I do not know your religion brother so I have given all these opinions but yes if you are of some other religion please read its Scripture and then lead to a conclusion. With due respect, if we humans had to decide everything to our individual opinions there would have been no need for religions at all. We would have all been atheists. But how would you then prove how we live and why we die.
I only wanted to give some info and not to fight nor to impose my own opinion and not to reply and start a hot debate here. Take care. May the Lord increase you in profitable knowledge.

Anonymous said...

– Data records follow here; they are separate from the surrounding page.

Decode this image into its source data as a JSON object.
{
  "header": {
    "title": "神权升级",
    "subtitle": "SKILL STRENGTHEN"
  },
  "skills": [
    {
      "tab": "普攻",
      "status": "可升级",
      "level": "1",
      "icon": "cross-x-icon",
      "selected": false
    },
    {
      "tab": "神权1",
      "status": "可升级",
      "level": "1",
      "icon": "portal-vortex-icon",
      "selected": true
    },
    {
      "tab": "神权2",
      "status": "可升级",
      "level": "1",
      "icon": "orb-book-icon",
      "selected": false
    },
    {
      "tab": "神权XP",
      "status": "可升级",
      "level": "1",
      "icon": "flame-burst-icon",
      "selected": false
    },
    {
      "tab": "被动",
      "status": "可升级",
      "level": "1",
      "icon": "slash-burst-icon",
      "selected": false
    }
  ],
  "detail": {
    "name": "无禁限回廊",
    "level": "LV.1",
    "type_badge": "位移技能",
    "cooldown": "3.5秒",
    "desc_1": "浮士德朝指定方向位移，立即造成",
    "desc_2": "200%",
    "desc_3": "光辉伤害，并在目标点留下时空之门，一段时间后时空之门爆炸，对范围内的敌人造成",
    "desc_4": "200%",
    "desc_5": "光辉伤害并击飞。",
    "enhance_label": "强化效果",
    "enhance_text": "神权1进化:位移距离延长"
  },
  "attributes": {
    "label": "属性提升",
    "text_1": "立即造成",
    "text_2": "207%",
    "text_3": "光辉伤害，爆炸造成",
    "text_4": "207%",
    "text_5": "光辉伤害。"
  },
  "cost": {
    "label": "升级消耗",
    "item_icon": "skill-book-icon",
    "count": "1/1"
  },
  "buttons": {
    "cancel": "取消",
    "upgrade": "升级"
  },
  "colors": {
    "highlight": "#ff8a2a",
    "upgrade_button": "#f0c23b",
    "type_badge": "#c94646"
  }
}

the viewpoint of gays in india is not the same as in pakistan
article 370 that prohibits homosexuals has been recently abolished by delhi high court,,pakistan has along long way to go

Vishal said...

Anon before you say religion originated in India are homophobic, you must visit Khajuraho temples as well as read Kamasutra (has guidelines for homo love)

Anonymous said...

"accepted as an alternative life choice"

How can you consider being homosexual a "life choice"? being vegetarian or having S&M in bed are life choices, not being homosexual. In other words, you dont choose to be homosexual, you are homosexual. Here in west proving this has always been our struggle, and you are associating it as the outcome of our struggle. Please refrain from doing so.

Thanks,

Amit